TASK: The records below should be set down in full, please, without any change.

Website and app data records
● ● ● ●

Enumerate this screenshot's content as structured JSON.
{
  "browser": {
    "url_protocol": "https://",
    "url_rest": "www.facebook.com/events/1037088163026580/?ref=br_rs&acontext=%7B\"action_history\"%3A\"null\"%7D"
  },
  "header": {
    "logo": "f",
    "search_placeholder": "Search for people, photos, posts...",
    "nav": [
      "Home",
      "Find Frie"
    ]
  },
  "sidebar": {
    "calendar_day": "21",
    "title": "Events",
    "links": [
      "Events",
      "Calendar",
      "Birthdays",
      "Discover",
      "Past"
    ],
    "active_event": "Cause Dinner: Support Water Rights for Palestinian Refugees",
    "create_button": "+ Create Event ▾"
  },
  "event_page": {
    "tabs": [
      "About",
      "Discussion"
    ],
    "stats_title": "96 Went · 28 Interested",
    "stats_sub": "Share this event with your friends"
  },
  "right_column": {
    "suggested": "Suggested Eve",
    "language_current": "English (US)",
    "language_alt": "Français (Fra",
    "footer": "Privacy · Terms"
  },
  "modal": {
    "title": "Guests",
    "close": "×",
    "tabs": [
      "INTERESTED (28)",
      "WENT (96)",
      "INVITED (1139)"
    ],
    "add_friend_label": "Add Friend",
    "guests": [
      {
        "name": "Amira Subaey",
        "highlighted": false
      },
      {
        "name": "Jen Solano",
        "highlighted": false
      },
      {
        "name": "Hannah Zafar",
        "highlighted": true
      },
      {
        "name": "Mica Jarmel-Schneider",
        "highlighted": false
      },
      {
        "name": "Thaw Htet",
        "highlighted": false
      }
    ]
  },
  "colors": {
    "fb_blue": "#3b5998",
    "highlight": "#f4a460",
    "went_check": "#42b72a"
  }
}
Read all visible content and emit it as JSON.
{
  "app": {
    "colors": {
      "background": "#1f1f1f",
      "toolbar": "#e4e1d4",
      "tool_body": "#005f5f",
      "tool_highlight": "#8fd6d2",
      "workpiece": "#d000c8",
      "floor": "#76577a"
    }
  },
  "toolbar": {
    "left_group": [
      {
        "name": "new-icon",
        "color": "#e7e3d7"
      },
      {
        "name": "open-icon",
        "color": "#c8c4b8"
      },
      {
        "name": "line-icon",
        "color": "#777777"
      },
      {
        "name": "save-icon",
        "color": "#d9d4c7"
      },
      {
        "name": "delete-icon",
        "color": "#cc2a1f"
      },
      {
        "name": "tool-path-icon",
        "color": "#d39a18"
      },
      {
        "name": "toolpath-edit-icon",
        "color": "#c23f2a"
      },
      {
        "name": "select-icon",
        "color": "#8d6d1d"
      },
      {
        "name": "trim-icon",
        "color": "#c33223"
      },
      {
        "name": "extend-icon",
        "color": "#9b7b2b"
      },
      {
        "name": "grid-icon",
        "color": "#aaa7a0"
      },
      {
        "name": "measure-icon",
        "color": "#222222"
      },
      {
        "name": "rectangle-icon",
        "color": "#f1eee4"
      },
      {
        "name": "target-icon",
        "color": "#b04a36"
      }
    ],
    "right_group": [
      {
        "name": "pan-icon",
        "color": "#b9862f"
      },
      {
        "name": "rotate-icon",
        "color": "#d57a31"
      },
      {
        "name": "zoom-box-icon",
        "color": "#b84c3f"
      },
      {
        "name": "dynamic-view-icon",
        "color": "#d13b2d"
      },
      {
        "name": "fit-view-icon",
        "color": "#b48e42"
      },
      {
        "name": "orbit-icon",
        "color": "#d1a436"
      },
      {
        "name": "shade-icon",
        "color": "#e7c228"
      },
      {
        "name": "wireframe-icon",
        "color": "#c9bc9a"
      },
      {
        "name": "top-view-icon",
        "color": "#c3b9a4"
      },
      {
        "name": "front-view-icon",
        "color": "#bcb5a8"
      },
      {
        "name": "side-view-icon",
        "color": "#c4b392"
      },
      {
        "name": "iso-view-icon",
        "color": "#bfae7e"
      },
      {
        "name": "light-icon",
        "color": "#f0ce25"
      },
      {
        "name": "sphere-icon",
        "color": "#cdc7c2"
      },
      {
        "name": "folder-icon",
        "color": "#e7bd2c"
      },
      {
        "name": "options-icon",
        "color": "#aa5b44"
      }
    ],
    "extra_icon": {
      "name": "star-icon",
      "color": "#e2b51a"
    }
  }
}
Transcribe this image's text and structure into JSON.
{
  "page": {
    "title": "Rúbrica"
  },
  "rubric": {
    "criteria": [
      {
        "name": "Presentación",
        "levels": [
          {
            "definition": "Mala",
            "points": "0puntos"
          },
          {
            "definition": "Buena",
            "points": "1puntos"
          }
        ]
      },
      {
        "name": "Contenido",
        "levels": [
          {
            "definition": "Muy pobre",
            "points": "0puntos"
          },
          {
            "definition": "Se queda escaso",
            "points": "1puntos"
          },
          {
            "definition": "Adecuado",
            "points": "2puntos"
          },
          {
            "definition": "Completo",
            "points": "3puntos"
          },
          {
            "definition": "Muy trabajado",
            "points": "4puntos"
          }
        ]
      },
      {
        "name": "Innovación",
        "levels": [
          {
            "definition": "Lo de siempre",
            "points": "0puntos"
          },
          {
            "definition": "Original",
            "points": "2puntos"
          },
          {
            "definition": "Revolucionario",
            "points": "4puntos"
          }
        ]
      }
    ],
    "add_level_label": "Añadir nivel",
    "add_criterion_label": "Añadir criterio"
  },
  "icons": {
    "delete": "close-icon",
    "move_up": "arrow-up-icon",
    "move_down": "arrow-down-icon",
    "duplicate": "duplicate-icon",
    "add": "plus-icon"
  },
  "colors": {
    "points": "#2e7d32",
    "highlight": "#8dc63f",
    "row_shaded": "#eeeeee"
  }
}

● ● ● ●

RESULT:
Enumerate this screenshot's content as structured JSON.
{
  "browser": {
    "url_protocol": "https://",
    "url_rest": "www.facebook.com/events/1037088163026580/?ref=br_rs&acontext=%7B\"action_history\"%3A\"null\"%7D"
  },
  "header": {
    "logo": "f",
    "search_placeholder": "Search for people, photos, posts...",
    "nav": [
      "Home",
      "Find Frie"
    ]
  },
  "sidebar": {
    "calendar_day": "21",
    "title": "Events",
    "links": [
      "Events",
      "Calendar",
      "Birthdays",
      "Discover",
      "Past"
    ],
    "active_event": "Cause Dinner: Support Water Rights for Palestinian Refugees",
    "create_button": "+ Create Event ▾"
  },
  "event_page": {
    "tabs": [
      "About",
      "Discussion"
    ],
    "stats_title": "96 Went · 28 Interested",
    "stats_sub": "Share this event with your friends"
  },
  "right_column": {
    "suggested": "Suggested Eve",
    "language_current": "English (US)",
    "language_alt": "Français (Fra",
    "footer": "Privacy · Terms"
  },
  "modal": {
    "title": "Guests",
    "close": "×",
    "tabs": [
      "INTERESTED (28)",
      "WENT (96)",
      "INVITED (1139)"
    ],
    "add_friend_label": "Add Friend",
    "guests": [
      {
        "name": "Amira Subaey",
        "highlighted": false
      },
      {
        "name": "Jen Solano",
        "highlighted": false
      },
      {
        "name": "Hannah Zafar",
        "highlighted": true
      },
      {
        "name": "Mica Jarmel-Schneider",
        "highlighted": false
      },
      {
        "name": "Thaw Htet",
        "highlighted": false
      }
    ]
  },
  "colors": {
    "fb_blue": "#3b5998",
    "highlight": "#f4a460",
    "went_check": "#42b72a"
  }
}
Read all visible content and emit it as JSON.
{
  "app": {
    "colors": {
      "background": "#1f1f1f",
      "toolbar": "#e4e1d4",
      "tool_body": "#005f5f",
      "tool_highlight": "#8fd6d2",
      "workpiece": "#d000c8",
      "floor": "#76577a"
    }
  },
  "toolbar": {
    "left_group": [
      {
        "name": "new-icon",
        "color": "#e7e3d7"
      },
      {
        "name": "open-icon",
        "color": "#c8c4b8"
      },
      {
        "name": "line-icon",
        "color": "#777777"
      },
      {
        "name": "save-icon",
        "color": "#d9d4c7"
      },
      {
        "name": "delete-icon",
        "color": "#cc2a1f"
      },
      {
        "name": "tool-path-icon",
        "color": "#d39a18"
      },
      {
        "name": "toolpath-edit-icon",
        "color": "#c23f2a"
      },
      {
        "name": "select-icon",
        "color": "#8d6d1d"
      },
      {
        "name": "trim-icon",
        "color": "#c33223"
      },
      {
        "name": "extend-icon",
        "color": "#9b7b2b"
      },
      {
        "name": "grid-icon",
        "color": "#aaa7a0"
      },
      {
        "name": "measure-icon",
        "color": "#222222"
      },
      {
        "name": "rectangle-icon",
        "color": "#f1eee4"
      },
      {
        "name": "target-icon",
        "color": "#b04a36"
      }
    ],
    "right_group": [
      {
        "name": "pan-icon",
        "color": "#b9862f"
      },
      {
        "name": "rotate-icon",
        "color": "#d57a31"
      },
      {
        "name": "zoom-box-icon",
        "color": "#b84c3f"
      },
      {
        "name": "dynamic-view-icon",
        "color": "#d13b2d"
      },
      {
        "name": "fit-view-icon",
        "color": "#b48e42"
      },
      {
        "name": "orbit-icon",
        "color": "#d1a436"
      },
      {
        "name": "shade-icon",
        "color": "#e7c228"
      },
      {
        "name": "wireframe-icon",
        "color": "#c9bc9a"
      },
      {
        "name": "top-view-icon",
        "color": "#c3b9a4"
      },
      {
        "name": "front-view-icon",
        "color": "#bcb5a8"
      },
      {
        "name": "side-view-icon",
        "color": "#c4b392"
      },
      {
        "name": "iso-view-icon",
        "color": "#bfae7e"
      },
      {
        "name": "light-icon",
        "color": "#f0ce25"
      },
      {
        "name": "sphere-icon",
        "color": "#cdc7c2"
      },
      {
        "name": "folder-icon",
        "color": "#e7bd2c"
      },
      {
        "name": "options-icon",
        "color": "#aa5b44"
      }
    ],
    "extra_icon": {
      "name": "star-icon",
      "color": "#e2b51a"
    }
  }
}
Transcribe this image's text and structure into JSON.
{
  "page": {
    "title": "Rúbrica"
  },
  "rubric": {
    "criteria": [
      {
        "name": "Presentación",
        "levels": [
          {
            "definition": "Mala",
            "points": "0puntos"
          },
          {
            "definition": "Buena",
            "points": "1puntos"
          }
        ]
      },
      {
        "name": "Contenido",
        "levels": [
          {
            "definition": "Muy pobre",
            "points": "0puntos"
          },
          {
            "definition": "Se queda escaso",
            "points": "1puntos"
          },
          {
            "definition": "Adecuado",
            "points": "2puntos"
          },
          {
            "definition": "Completo",
            "points": "3puntos"
          },
          {
            "definition": "Muy trabajado",
            "points": "4puntos"
          }
        ]
      },
      {
        "name": "Innovación",
        "levels": [
          {
            "definition": "Lo de siempre",
            "points": "0puntos"
          },
          {
            "definition": "Original",
            "points": "2puntos"
          },
          {
            "definition": "Revolucionario",
            "points": "4puntos"
          }
        ]
      }
    ],
    "add_level_label": "Añadir nivel",
    "add_criterion_label": "Añadir criterio"
  },
  "icons": {
    "delete": "close-icon",
    "move_up": "arrow-up-icon",
    "move_down": "arrow-down-icon",
    "duplicate": "duplicate-icon",
    "add": "plus-icon"
  },
  "colors": {
    "points": "#2e7d32",
    "highlight": "#8dc63f",
    "row_shaded": "#eeeeee"
  }
}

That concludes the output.